United Airlines will offer alternative flights to any passengers uncomfortable with flying on the Boeing 737 Max once the narrowbody returns to the skies.
“We are going to make it very transparent to our customers [that their trip is on a Max],” chief executive Oscar Munoz said at an Aviation Club luncheon in London today. “If they are not happy, we will offer to rebook them, even if they take that decision at the gate.”
He adds: “We don’t assume everybody will jump back on the aircraft.”
United has been unable to operate its 14 Max 9 aircraft since the US Federal Aviation Administration and other regulators grounded the type in March following two fatal crashes.
Munoz, who adds that the airline is “not in any particular hurry” to bring the re-engined narrowbody back to service, reiterated his pledge to fly on the first United Max service following re-certification, acknowledging that the grounding has damaged customer perceptions of the Max brand.
United was due to increase its fleet of Max aircraft to 30 by the end of this year, with another 28 due in 2020.
In his speech to the Aviation Club, Munoz outlined some of the factors behind what he called the airline’s “turnaround” since he joined in 2015.
These included “regaining the trust of our employees”, partly by settling long-running labour disputes; adding routes, including 93 cities last year alone; improving customer care by giving cabin crew devices to instantly record any passenger grievance; and increasing capacity to “mid-continent” secondary airports using Bombardier CRJ550s, a 50-seat derivative of the CRJ700 with a business class cabin, operated by its United Express partner GoJet Airlines.

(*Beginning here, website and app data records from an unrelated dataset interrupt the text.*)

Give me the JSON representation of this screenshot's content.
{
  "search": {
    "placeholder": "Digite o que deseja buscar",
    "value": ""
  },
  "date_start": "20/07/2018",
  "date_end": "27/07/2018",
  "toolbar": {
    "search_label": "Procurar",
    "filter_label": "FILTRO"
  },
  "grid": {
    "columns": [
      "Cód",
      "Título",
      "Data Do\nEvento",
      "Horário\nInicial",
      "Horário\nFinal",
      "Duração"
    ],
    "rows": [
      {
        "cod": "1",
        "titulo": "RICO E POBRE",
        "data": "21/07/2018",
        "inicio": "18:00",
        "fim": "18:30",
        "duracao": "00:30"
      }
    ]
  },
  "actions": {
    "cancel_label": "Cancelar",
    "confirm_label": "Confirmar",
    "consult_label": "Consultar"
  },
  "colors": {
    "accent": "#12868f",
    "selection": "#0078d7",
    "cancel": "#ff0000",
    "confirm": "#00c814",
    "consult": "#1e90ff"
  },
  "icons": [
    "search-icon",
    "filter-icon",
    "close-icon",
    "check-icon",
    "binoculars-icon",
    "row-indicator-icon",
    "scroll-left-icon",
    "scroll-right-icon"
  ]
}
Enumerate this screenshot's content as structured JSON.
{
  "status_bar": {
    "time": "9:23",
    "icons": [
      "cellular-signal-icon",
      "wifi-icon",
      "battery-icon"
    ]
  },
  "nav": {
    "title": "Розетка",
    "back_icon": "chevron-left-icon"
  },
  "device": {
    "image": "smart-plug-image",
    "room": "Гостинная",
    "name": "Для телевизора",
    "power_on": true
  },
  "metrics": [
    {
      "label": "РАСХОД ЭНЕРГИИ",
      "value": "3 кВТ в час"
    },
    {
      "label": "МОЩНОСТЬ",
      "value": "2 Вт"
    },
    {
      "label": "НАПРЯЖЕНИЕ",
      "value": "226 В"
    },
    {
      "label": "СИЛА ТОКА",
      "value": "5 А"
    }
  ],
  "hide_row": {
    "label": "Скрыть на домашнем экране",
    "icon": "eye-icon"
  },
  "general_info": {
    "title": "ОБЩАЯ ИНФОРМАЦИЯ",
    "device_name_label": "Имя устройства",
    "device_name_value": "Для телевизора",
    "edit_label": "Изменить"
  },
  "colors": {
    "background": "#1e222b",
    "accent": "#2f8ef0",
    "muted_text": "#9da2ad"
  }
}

Munoz admitted that there had been “missteps on the journey”, including a controversial incident in 2017 when a ticketed passenger was dragged violently from an aircraft following a dispute over seating, leading to calls for the chief executive to resign.